A few days ago I posted a link Prickly Pear Cactus Fruit on Raw Epicurean’s Facebook page. Between then and now, I updated the site. Unfortunately there were a few glitches and I lost that post along with comments [apologies]. I’ve re-posted Prickly Pear Cactus Fruit. On the initial posted link on Facebook, some of our reader’s share their experience, tips, suggestions, and a recipe, which I would like to share with you here:
I was surprised to learn from Agatha that prickly pear grow abundant in the Southern region of Italy!
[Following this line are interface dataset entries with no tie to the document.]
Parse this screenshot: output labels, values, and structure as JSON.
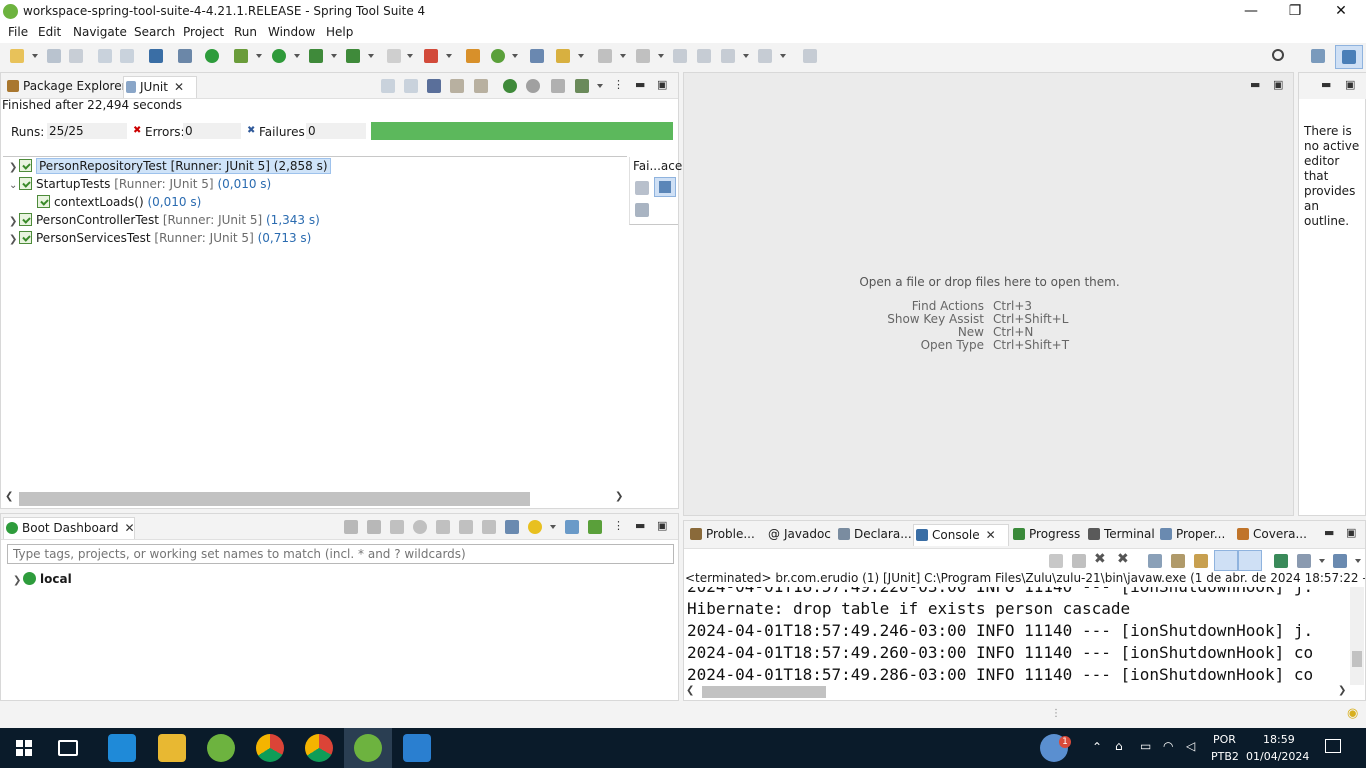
{
  "window": {
    "title": "workspace-spring-tool-suite-4-4.21.1.RELEASE - Spring Tool Suite 4",
    "minimize": "—",
    "restore": "❐",
    "close": "✕"
  },
  "menu": [
    "File",
    "Edit",
    "Navigate",
    "Search",
    "Project",
    "Run",
    "Window",
    "Help"
  ],
  "junit_panel": {
    "tabs": [
      {
        "label": "Package Explorer",
        "icon": "package-explorer-icon"
      },
      {
        "label": "JUnit",
        "icon": "junit-icon"
      }
    ],
    "status": "Finished after 22,494 seconds",
    "runs_label": "Runs:",
    "runs_value": "25/25",
    "errors_label": "Errors:",
    "errors_value": "0",
    "failures_label": "Failures:",
    "failures_value": "0",
    "progress_percent": 100,
    "progress_color": "#5cb85c",
    "trace_label": "Fai...ace",
    "tests": [
      {
        "name": "PersonRepositoryTest",
        "runner": "[Runner: JUnit 5]",
        "time": "(2,858 s)",
        "expanded": false,
        "selected": true
      },
      {
        "name": "StartupTests",
        "runner": "[Runner: JUnit 5]",
        "time": "(0,010 s)",
        "expanded": true,
        "selected": false
      },
      {
        "name": "contextLoads()",
        "runner": "",
        "time": "(0,010 s)",
        "child": true
      },
      {
        "name": "PersonControllerTest",
        "runner": "[Runner: JUnit 5]",
        "time": "(1,343 s)",
        "expanded": false
      },
      {
        "name": "PersonServicesTest",
        "runner": "[Runner: JUnit 5]",
        "time": "(0,713 s)",
        "expanded": false
      }
    ]
  },
  "editor_area": {
    "message": "Open a file or drop files here to open them.",
    "shortcuts": [
      {
        "action": "Find Actions",
        "key": "Ctrl+3"
      },
      {
        "action": "Show Key Assist",
        "key": "Ctrl+Shift+L"
      },
      {
        "action": "New",
        "key": "Ctrl+N"
      },
      {
        "action": "Open Type",
        "key": "Ctrl+Shift+T"
      }
    ]
  },
  "outline": {
    "message": "There is no active editor that provides an outline."
  },
  "boot_dashboard": {
    "tab": "Boot Dashboard",
    "filter_placeholder": "Type tags, projects, or working set names to match (incl. * and ? wildcards)",
    "items": [
      {
        "label": "local"
      }
    ]
  },
  "console_panel": {
    "tabs": [
      "Proble...",
      "Javadoc",
      "Declara...",
      "Console",
      "Progress",
      "Terminal",
      "Proper...",
      "Covera..."
    ],
    "header": "<terminated> br.com.erudio (1) [JUnit] C:\\Program Files\\Zulu\\zulu-21\\bin\\javaw.exe  (1 de abr. de 2024 18:57:22 – 18:57:49) [pid:",
    "lines": [
      "2024-04-01T18:57:49.220-03:00  INFO 11140 --- [ionShutdownHook] j.",
      "Hibernate: drop table if exists person cascade",
      "2024-04-01T18:57:49.246-03:00  INFO 11140 --- [ionShutdownHook] j.",
      "2024-04-01T18:57:49.260-03:00  INFO 11140 --- [ionShutdownHook] co",
      "2024-04-01T18:57:49.286-03:00  INFO 11140 --- [ionShutdownHook] co"
    ]
  },
  "taskbar": {
    "apps": [
      "windows-start",
      "task-view",
      "vscode",
      "file-explorer",
      "spring-tool-suite",
      "chrome",
      "chrome",
      "spring-tool-suite-active",
      "image-viewer"
    ],
    "weather_badge": "1",
    "lang_line1": "POR",
    "lang_line2": "PTB2",
    "time": "18:59",
    "date": "01/04/2024"
  }
}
I’ll be sure to keep an eye out for this cactus fruit next time I travel to The Boot area.
Prickly pear grows in South Africa too, as Laura shared with us that she ate her fill of it as a kid growing up there.
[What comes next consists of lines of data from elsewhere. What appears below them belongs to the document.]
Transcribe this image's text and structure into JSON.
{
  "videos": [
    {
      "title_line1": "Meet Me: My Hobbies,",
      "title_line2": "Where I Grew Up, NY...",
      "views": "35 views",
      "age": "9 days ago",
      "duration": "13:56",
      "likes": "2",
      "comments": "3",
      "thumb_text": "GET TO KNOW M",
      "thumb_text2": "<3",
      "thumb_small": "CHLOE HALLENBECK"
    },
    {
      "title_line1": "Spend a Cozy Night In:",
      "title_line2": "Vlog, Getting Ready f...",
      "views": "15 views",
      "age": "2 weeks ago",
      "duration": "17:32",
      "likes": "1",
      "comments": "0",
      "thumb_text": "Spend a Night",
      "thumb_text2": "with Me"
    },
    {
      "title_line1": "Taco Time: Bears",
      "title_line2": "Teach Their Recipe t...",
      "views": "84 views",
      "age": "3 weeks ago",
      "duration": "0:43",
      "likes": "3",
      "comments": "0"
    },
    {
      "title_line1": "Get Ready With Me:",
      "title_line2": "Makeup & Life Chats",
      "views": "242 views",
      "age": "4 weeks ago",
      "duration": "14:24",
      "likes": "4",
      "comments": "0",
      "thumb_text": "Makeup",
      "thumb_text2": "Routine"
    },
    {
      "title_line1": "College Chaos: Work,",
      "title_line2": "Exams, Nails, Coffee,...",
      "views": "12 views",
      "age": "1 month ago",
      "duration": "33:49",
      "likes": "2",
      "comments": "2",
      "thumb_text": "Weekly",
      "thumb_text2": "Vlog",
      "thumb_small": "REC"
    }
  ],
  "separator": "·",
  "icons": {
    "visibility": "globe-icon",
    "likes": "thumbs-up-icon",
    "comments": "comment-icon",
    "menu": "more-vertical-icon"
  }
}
Katie tempted my curiousity with the thought of a Prickly Pear Margarita! I know, I know that wouldn’t fall under the category of raw, but …. and Marcie had one in Sedona and raves it was the best margarita she’s ever had! [Now I must try it, just once. ;-)]
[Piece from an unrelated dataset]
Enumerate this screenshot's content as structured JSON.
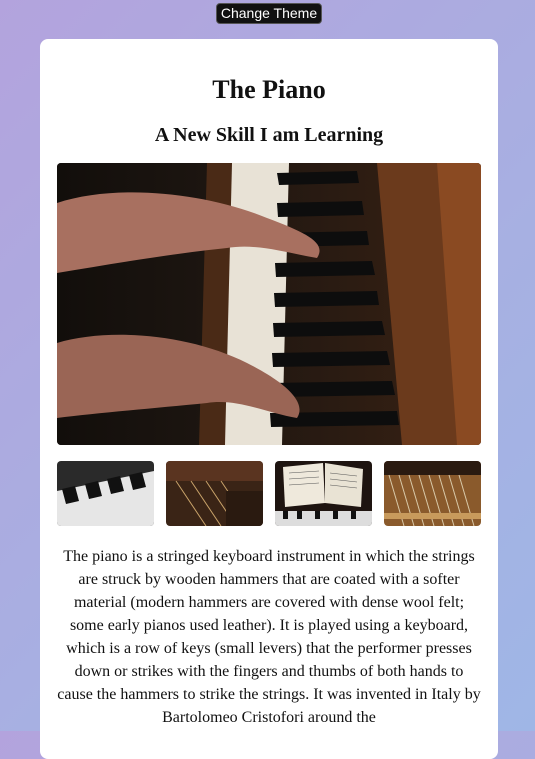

Viviana reminds us the prickly pear is also known as “tunas”.
Lori’s aunt made a wonderful jelly from it.
Pat and Sam share with us that it controls blood sugar levels. Good to know.
I wish I could visit Justina’s Tiki Farm where she grows them.
I agree with Delicia, using gloves is another option to avoid getting pricked by the pear and when handling it.
Tips on handling this prickly pear
John suggests “burning the prickers off as an the easiest way using a lighter, they burn quickly, and it doesn’t damage the fruit.” Ok, that sound fisible. Don’t try this a home, alone, if you are a minor!
Also, I’d like to share a tip from Naomi, a Raw Epicurean readers, whom suggests an ease way peel prickly cactus pear safely. Thanks for the tip!
Cut off ends a little less than a centimeter in. Then make a slice from one end to the other only going through the top layer/peel as if you were going through the skin of an orange. Now dig your fingers between the slice and peel down around the fruit. The fruit will separate pretty easily from the peel. Once you get the hang of this it’s pretty easy to avoid the clusters of globins (we call em “picas” cause it picas your hands like spicy jalapenos).
Prickly Pear Cactus Cooler
Just look at that gorgeous color. The recipe is simple to make, has an absolutely beautiful color, is subtle in taste, and refreshing. The inside of a prickly pear is scattered with black seeds. When making this drink, I peeled the pear cactus and roughly cut it into big chunks, then added the chunks, seeds included, to the blender. However, you could de-seed it first, otherwise blend and strain the juice through a strainer to catch all the seeds and seed particles.
2 red prickly pear cactus, washed and peeled
1 1/2 cups filtered water
2 tablespoons lime juice, fresh squeezed
1-2 tablespoons organic raw blue agave, or to taste
Blend all ingredients in a blender. Pour the juice through a strainer to remove any seeds.
Serve at room temperature or chilled. Garnish with a wedge of lime.